For example, in the situation with the man whose mother had recently passed away, we had to inform the man that his second home would probably be part of the bankruptcy estate under the bankruptcy law. However, it turned out that this second home had a mortgage of $94,000 and an estimated value of approximately $96,000 – $100,000. Of course, bankruptcy laws require that you provide proof of the value of a home. An appraisal would be necessary to determine whether the bankruptcy code could actually allow the man to file bankruptcy, reaffirm his mortgages, and keep both homes. For the sake of argument, however, let’s assume the appraisal comes back in the man’s favor for $94,000. This would allow for the man to keep both homes under current bankruptcy law. Given the market for homes right now, it is very likely the appraisal will come back in his favor.

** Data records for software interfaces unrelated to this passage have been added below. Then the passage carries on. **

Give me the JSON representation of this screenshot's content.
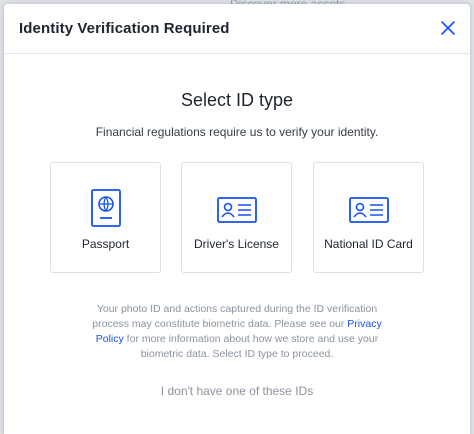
{
  "background": {
    "hint_text": "Discover more assets"
  },
  "modal": {
    "title": "Identity Verification Required",
    "heading": "Select ID type",
    "subheading": "Financial regulations require us to verify your identity.",
    "options": [
      {
        "label": "Passport",
        "icon": "passport-icon"
      },
      {
        "label": "Driver's License",
        "icon": "id-card-icon"
      },
      {
        "label": "National ID Card",
        "icon": "id-card-icon"
      }
    ],
    "notice": {
      "before_link": "Your photo ID and actions captured during the ID verification process may constitute biometric data. Please see our ",
      "link": "Privacy Policy",
      "after_link": " for more information about how we store and use your biometric data. Select ID type to proceed."
    },
    "no_id_link": "I don't have one of these IDs"
  },
  "colors": {
    "accent": "#1652f0",
    "text": "#1e2530",
    "muted": "#8a939e",
    "border": "#dde1e6"
  }
}
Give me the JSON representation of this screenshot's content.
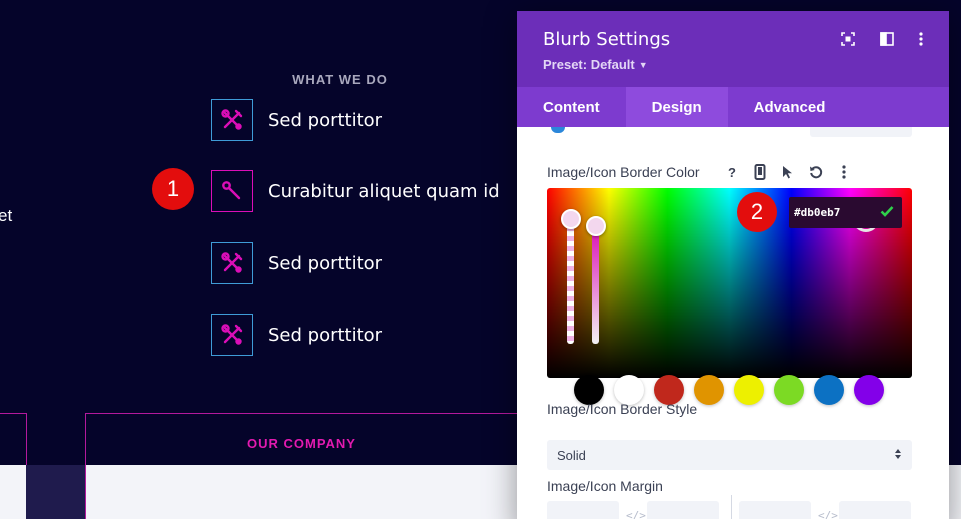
{
  "page": {
    "section_title": "WHAT WE DO",
    "left_fragment": "et",
    "blurbs": [
      {
        "title": "Sed porttitor",
        "icon": "wrench-screwdriver-icon",
        "active": false
      },
      {
        "title": "Curabitur aliquet quam id",
        "icon": "wrench-icon",
        "active": true
      },
      {
        "title": "Sed porttitor",
        "icon": "wrench-screwdriver-icon",
        "active": false
      },
      {
        "title": "Sed porttitor",
        "icon": "wrench-screwdriver-icon",
        "active": false
      }
    ],
    "cta_label": "OUR COMPANY",
    "markers": [
      "1",
      "2"
    ]
  },
  "modal": {
    "title": "Blurb Settings",
    "preset": "Preset: Default",
    "tabs": [
      {
        "label": "Content",
        "active": false
      },
      {
        "label": "Design",
        "active": true
      },
      {
        "label": "Advanced",
        "active": false
      }
    ],
    "border_color": {
      "label": "Image/Icon Border Color",
      "hex": "#db0eb7",
      "icons": [
        "help-icon",
        "mobile-icon",
        "pointer-icon",
        "reset-icon",
        "more-icon"
      ]
    },
    "swatches": [
      "#000000",
      "#ffffff",
      "#c0281c",
      "#e09400",
      "#edf000",
      "#7cda24",
      "#0c71c3",
      "#8300e9"
    ],
    "border_style": {
      "label": "Image/Icon Border Style",
      "value": "Solid"
    },
    "margin": {
      "label": "Image/Icon Margin"
    }
  },
  "colors": {
    "page_bg": "#05042a",
    "accent": "#db0eb7",
    "modal_header": "#6c2eb9",
    "tabs_bg": "#7d3bcf",
    "icon_border": "#3f9bd6"
  }
}
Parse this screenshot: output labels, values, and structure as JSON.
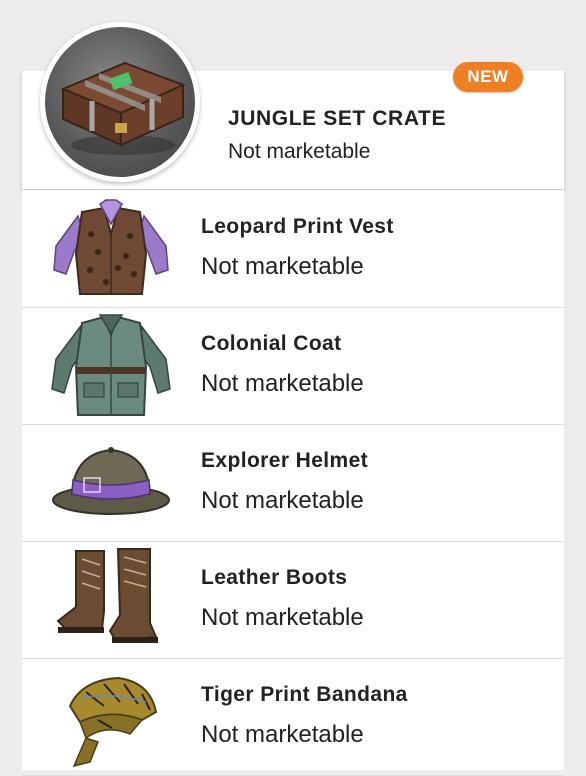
{
  "crate": {
    "title": "JUNGLE SET CRATE",
    "status": "Not marketable",
    "badge": "NEW",
    "icon": "crate-icon"
  },
  "items": [
    {
      "name": "Leopard Print Vest",
      "status": "Not marketable",
      "icon": "vest-icon"
    },
    {
      "name": "Colonial Coat",
      "status": "Not marketable",
      "icon": "coat-icon"
    },
    {
      "name": "Explorer Helmet",
      "status": "Not marketable",
      "icon": "helmet-icon"
    },
    {
      "name": "Leather Boots",
      "status": "Not marketable",
      "icon": "boots-icon"
    },
    {
      "name": "Tiger Print Bandana",
      "status": "Not marketable",
      "icon": "bandana-icon"
    }
  ],
  "colors": {
    "badge": "#ee7f23",
    "background": "#ececec",
    "card": "#ffffff"
  }
}
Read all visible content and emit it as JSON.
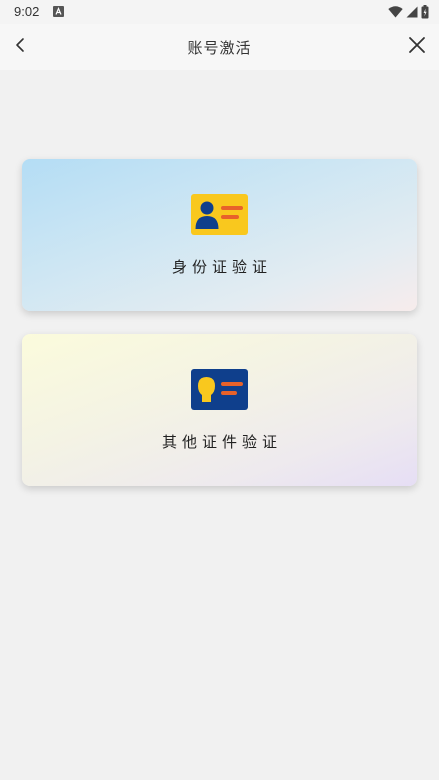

At Shunneson Law Office, I am devoted to giving you a fresh start, while protecting important property in the face of overwhelming debt. Contact us for a consultation or for a FREE INFORMATION PACKAGE to better inform you prior to talking to an attorney, or anyone else making promises about your financial future. Located in Lake County, Illinois, with meeting locations throughout Chicago, we have the ability to meet with you at any convenient Chicagoland location from 9:00 a.m. to 5:00 p.m., Monday-Friday. However, evening and weekend appointments are available upon request by calling 847.693.9120.
-Drake Shunneson (copyright 2012)
NOTICE: The materials provided are for informational purposes only and should not be viewed as legal advice. The materials also mainly concern Chapter 7 bankruptcies. It may also be viewed as advertising material. You should contact us directly, or your attorney, to obtain advice to any issue or problems. This article, by itself, does not create an attorney-client relationship and the opinions are those of the individual author and do not reflect the opinions of the Law Office or any other individual, attorney, entity or individual. Photos courtesy of FreeDigitalPhotos.net.